Research Goal

We are particularly interested in elucidating tumor evolutionary dynamics, novel therapeutic targets, and the genotype to phenotype map in cancer. A unifying theme of our research is to exploit ‘omic’ data derived from clinically annotated samples in robust computational frameworks coupled with iterative experimental validation in order to advance our understanding of cancer systems biology. In particular, we employ advanced genomic techniques, computational and mathematical modeling, and elegant model systems in order to:

1) Model the evolutionary dynamics of tumor progression and therapeutic resistance

2) Elucidate disease etiology and novel molecular targets through integrative analyses of high-throughput omic data

3) Develop techniques for the systems-level interpretation of genotype-phenotype associations in cancer

Selected Publications

Between-region genetic divergence reflects the mode and tempo of tumor evolution, Nature Genetics 2017. [link]

A population genetics perspective on the determinants of intra-tumor heterogeneity, Biochimica et Biophysica Acta (BBA) - Reviews on Cancer 2017. [link]

Integrated genomic characterization of oesophageal carcinoma, Nature 2017. [link]

A Big Bang Model of human colorectal tumor growth.

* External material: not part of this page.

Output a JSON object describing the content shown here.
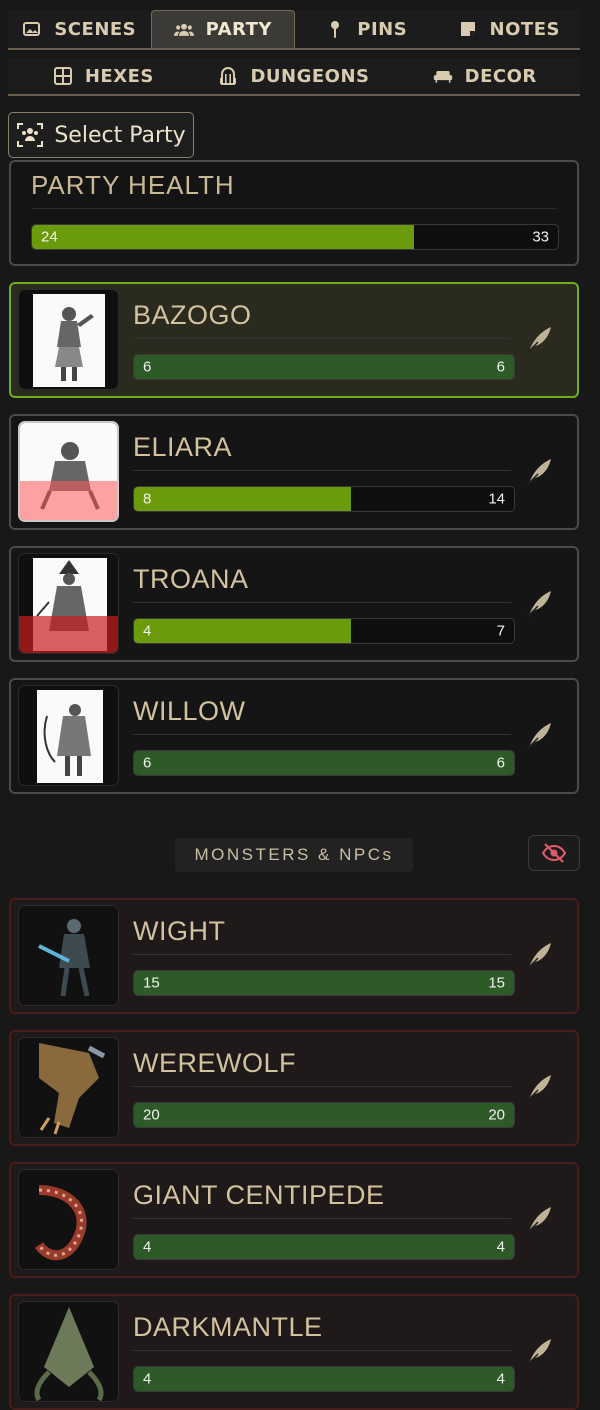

Nature Genetics, 2015. [link]

** Recommended by Faculty of 1000 Prime

- Nature Genetics News and Views Commentary: Big Bang and Context Driven Collapse [link]

Nature Reviews Cancer Research Highlight: Explosive Beginnings [link]

Contributions to drug resistance in glioblastoma derived from malignant cells in the sub-ependymal zone. Cancer Res 75(1), 2015. [pubmed]

Genome-driven integrated classification of breast cancer validated in over 7,500 samples. Genome Biology 15(8), 2014. [pubmed]

    Comprehensive Molecular Characterization of Gastric Adenocarcinoma. Nature, 2014, 513, 202-209. [pubmed]

    The breast cancer oncogene EMSY represses transcription of anti-metastatic microRNA miR-31. Molecular Cell, 53(5):806-18, 2014. [pubmed]

    The shaping and functional consequence of the miRNA landscape in breast cancer. Nature, 497(7449):378-82, 2013. [pubmed]

    Intratumor heterogeneity in human glioblastoma reflects cancer evolutionary dynamics. PNAS, 110(10):4009-4014, 2013 [Epub 2013 Feb 14]. [pubmed]

    Single-molecule genomic data delineate patient-specific tumor profiles and cancer stem cell organization. Cancer Research, 73(1): 41-49, 2013 [Epub 2012 Oct 22]. [pubmed]

    The genomic and transcriptomic architecture of 2,000 breast tumours reveals novel subgroups. Nature, 486(7403):346-52, 2012. [pubmed]

Overview of the simulation framework and the genomic data analysis pipeline.

Given the implications of tumor dynamics for precision medicine, there is a need to systematically characterize the mode of evolution across diverse solid tumor types. In particular, methods to infer the role of natural selection within established human tumors are lacking. read more...

Figure 1. The Big Bang model of tumor growth.

(a) After initiation, a tumor grows predominantly as a single expansion populated by numerous heterogeneous subclones. ITH results from private alterations (colored arrowheads) that continuously accumulate owing to replication errors. In addition to public alterations present in the first transformed cell, private alterations acquired early persist and become pervasive in the final tumor although remaining non-dominant (colored segments). Late-arising alterations are only present in small regions of the tumor.

(b) In the Big Bang model, the pervasiveness of private alterations depends on when the alteration occurs during growth, rather than on selection for that alteration. The schematic illustrates how early private alterations, despite remaining non-dominant, are pervasive within the tumor (for example, red and yellow) and can be found in distant regions, thus appearing variegated (for example, red). This is owing to aberrant subclone mixing in the primordial tumor, followed by scattering during expansion. Late alterations are restricted to small regions (for example, black, pink, gray) and are essentially undetectable by conventional bulk genomic profiling. Distance from the dashed vertical axis corresponds to increasingly late onset for alterations. Dashed boxes represent sampled regions.

(c) We sampled an average of 23 individual tumor glands (<10,000 cells) from distant regions (~0.5 cm3 in size) and bulk (left and right) samples. Samples were profiled using several genomic techniques, including copy number analysis, whole-exome and targeted sequencing, neutral methylation tag sequencing and FISH, providing a panoramic view of genomic alterations throughout the tumor on multiple spatial scales.